Trump's lawyers oppose special counsel interview, sources say
Agreement with special counsel expected in the coming weeks.
By KATHERINE FAULDERS AND JOHN SANTUCCI
February 6, 2018, 7:45 AM
• 5 min read
-- President Donald Trump’s close advisers and lawyers have cautioned him against sitting down for a wide-ranging interview with special counselRobert Mueller and his team, sources tell ABC News.
Trump’s two top lawyers -- John Dowd and Jay Sekulow -- began meeting in December with members of the special counsel's team to start discussing an interview of some sort, with negotiations between the two parties still actively underway.
Sources with knowledge of the talks tell ABC News negotiations between both sides are in the preliminary stages.
The president's lawyers, according to sources familiar with internal discussions, have said the president shouldn't sit down for a wide-ranging interview, and that any interview should have parameters. One option sources say is being discussed with the president is to have him answer questions in writing and avoid a sit-down interview completely.
Advisers reportedly fear the president could contradict himself during a wide-ranging interview.
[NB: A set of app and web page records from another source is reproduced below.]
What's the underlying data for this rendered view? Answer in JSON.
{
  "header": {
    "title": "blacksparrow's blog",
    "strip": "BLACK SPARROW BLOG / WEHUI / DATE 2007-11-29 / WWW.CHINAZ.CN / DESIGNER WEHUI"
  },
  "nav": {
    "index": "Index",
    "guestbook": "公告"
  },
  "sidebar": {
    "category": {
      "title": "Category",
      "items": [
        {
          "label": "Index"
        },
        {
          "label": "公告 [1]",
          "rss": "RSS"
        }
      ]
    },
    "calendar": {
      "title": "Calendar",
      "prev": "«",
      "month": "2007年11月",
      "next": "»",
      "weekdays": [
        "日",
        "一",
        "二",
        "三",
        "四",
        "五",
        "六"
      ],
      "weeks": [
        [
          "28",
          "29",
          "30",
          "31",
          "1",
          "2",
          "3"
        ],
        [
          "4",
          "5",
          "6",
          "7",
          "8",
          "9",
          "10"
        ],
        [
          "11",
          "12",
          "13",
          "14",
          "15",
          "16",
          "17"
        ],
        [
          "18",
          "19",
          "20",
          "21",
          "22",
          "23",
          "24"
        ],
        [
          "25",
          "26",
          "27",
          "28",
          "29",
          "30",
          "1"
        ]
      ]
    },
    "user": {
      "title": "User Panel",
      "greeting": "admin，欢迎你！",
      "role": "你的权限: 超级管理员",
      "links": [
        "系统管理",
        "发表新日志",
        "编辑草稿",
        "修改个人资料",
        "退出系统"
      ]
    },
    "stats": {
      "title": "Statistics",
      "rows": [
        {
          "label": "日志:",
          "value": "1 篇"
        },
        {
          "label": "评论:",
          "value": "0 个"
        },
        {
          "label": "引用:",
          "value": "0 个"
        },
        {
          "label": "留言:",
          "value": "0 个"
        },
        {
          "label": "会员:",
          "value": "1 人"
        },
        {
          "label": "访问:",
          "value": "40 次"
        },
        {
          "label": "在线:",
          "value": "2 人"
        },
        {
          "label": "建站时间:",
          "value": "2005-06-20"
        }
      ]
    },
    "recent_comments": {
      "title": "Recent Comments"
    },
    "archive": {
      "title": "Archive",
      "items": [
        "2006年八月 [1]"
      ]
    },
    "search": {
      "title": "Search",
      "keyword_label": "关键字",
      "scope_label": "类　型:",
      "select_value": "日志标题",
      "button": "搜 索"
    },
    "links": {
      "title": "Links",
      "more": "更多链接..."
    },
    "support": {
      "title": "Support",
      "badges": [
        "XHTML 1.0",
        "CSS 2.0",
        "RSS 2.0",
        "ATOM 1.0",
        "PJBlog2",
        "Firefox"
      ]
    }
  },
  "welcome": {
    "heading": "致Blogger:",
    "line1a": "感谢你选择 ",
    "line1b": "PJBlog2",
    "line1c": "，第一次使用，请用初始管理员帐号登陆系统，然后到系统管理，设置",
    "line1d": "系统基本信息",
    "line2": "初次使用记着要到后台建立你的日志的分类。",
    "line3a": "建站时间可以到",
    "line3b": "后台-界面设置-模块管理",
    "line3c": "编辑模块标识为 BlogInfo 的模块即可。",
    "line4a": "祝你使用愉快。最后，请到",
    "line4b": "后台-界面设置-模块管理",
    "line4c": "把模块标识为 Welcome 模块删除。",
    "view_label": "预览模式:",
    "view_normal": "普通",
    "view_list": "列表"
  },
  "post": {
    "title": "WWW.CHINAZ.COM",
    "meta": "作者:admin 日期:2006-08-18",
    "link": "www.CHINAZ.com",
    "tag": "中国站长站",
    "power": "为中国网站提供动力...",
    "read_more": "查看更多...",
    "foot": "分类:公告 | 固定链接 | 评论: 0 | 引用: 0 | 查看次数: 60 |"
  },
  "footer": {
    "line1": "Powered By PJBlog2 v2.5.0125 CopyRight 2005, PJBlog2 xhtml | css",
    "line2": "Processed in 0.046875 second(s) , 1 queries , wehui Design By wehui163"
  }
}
Trump’s legal team expects to come to some agreement with the special counsel's team in the coming weeks, sources say.
White House lawyer Ty Cobb declined to comment, saying the conversations between the special counsel and the president’s lawyers are private.
“The professional and active discussions between the Office of the Special Counsel and the President’s personal lawyers regarding how and under what terms information will be exchanged are understandably private,” Cobb said in a statement.
Advice from Trump's outside advisers to avoid an interview with the Mueller team is not new.
Longtime Trump friend and confidante former New Jersey Gov. Chris Christie told ABC's George Stephanopoulos on "Good Morning America" last week: “I don’t think the president of the United States, unless there are credible allegations -- which I don’t believe there are -- should be sitting across from a special counsel."
The New York Times first reported the developments.